1. Evolution as such. This is the theory that the world is not constant or recently created nor perpetually cycling, but rather is steadily changing, and that organisms are transformed in time. 2. Common descent. This is the theory that every group of organisms descended from a common ancestor, and that all groups of organisms, including animals, plants, and microorganisms, ultimately go back to a single origin of life on earth. 3. Multiplication of species. This theory explains the origin of the enormous organic diversity. It postulates that species multiply, either by splitting into daughter species or by "budding", that is, by the establishment of geographically isloated founder populations that evolve into new species. 4. Gradualism. According to this theory, evolutionary change takes place through the gradual change of populations and not by the sudden (saltational) production of new individuals that represent a new type. 5. Natural selection.

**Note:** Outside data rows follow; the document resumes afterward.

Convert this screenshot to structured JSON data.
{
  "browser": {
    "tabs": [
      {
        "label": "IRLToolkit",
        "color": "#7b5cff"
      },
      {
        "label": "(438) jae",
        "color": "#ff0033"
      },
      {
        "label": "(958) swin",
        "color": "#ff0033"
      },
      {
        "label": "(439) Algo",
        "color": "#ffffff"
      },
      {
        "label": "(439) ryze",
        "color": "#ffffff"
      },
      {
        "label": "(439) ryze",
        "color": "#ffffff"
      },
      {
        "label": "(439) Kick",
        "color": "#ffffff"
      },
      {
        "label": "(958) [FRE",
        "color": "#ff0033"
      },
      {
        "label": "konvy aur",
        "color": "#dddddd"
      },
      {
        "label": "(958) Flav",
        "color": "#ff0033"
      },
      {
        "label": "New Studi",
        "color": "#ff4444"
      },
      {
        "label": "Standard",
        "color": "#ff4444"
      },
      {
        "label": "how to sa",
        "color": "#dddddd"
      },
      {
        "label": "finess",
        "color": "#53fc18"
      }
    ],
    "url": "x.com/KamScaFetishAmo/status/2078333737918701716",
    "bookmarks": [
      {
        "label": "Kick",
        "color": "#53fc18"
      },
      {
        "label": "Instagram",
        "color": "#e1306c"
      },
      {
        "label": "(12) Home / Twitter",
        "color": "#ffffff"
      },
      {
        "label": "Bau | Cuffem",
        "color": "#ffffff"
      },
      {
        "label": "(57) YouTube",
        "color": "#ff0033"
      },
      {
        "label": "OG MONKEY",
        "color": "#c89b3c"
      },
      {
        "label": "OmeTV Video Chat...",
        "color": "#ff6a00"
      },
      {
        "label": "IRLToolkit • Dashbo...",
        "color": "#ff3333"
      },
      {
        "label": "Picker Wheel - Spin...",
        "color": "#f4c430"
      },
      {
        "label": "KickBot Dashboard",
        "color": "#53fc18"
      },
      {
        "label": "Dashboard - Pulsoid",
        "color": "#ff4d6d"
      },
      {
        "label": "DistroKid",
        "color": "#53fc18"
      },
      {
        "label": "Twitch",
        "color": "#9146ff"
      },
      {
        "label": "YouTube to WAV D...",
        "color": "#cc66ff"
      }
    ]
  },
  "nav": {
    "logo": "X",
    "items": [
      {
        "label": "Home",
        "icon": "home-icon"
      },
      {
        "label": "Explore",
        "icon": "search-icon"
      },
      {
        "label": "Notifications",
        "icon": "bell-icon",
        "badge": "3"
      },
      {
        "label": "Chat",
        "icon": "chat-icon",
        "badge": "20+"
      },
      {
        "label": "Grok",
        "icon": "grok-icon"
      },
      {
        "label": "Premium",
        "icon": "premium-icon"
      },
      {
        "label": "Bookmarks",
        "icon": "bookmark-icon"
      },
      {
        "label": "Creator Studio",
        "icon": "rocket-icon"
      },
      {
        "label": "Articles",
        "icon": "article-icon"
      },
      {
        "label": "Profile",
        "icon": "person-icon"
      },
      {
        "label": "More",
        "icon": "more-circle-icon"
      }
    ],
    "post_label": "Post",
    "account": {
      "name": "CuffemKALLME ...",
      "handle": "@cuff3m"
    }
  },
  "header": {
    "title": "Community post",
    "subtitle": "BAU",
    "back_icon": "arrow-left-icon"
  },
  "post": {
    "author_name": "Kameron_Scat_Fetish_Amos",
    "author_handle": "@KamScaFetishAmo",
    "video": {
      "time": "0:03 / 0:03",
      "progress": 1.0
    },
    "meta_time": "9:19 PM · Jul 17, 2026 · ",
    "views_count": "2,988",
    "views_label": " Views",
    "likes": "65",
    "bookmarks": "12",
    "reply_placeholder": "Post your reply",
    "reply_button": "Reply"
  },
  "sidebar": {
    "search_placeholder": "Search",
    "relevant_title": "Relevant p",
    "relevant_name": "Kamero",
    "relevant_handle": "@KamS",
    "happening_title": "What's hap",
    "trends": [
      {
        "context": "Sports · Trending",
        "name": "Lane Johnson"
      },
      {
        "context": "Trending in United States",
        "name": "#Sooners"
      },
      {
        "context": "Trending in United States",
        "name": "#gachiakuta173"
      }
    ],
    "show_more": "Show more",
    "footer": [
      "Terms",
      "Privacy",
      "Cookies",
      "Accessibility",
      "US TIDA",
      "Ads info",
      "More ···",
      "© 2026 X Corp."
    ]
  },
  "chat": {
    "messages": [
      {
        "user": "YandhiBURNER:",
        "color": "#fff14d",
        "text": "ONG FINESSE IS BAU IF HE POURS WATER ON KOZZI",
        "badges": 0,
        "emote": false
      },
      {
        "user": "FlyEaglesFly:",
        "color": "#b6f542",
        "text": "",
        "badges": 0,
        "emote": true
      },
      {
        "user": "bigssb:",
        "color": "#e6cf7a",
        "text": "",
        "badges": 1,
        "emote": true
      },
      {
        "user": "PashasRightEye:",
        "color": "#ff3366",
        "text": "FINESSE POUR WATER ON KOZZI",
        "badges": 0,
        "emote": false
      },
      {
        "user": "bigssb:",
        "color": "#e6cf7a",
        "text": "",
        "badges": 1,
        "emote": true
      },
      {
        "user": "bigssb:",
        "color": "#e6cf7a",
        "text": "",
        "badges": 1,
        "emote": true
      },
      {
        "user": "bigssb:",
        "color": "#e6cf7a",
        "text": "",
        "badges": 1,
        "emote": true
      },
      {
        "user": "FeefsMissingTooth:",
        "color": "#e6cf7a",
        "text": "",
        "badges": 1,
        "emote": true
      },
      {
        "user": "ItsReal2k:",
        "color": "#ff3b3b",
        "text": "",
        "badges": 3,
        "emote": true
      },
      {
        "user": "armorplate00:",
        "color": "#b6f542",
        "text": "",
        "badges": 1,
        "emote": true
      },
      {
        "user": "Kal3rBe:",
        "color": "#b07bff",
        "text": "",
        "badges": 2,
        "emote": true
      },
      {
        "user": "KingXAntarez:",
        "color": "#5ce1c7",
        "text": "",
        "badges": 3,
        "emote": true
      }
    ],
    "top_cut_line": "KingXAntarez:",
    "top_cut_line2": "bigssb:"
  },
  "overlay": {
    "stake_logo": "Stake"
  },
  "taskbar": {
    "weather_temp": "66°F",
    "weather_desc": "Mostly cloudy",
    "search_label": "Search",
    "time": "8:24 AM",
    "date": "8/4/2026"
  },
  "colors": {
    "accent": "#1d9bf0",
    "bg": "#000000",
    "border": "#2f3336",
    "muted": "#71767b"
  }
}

According to this theory, ...
Darwin postulates a creator which seeds the universe with few simple forms and some laws, and then, like a cellular automaton, 'endless forms most beautiful and most wonderful have been, and are being evolved.'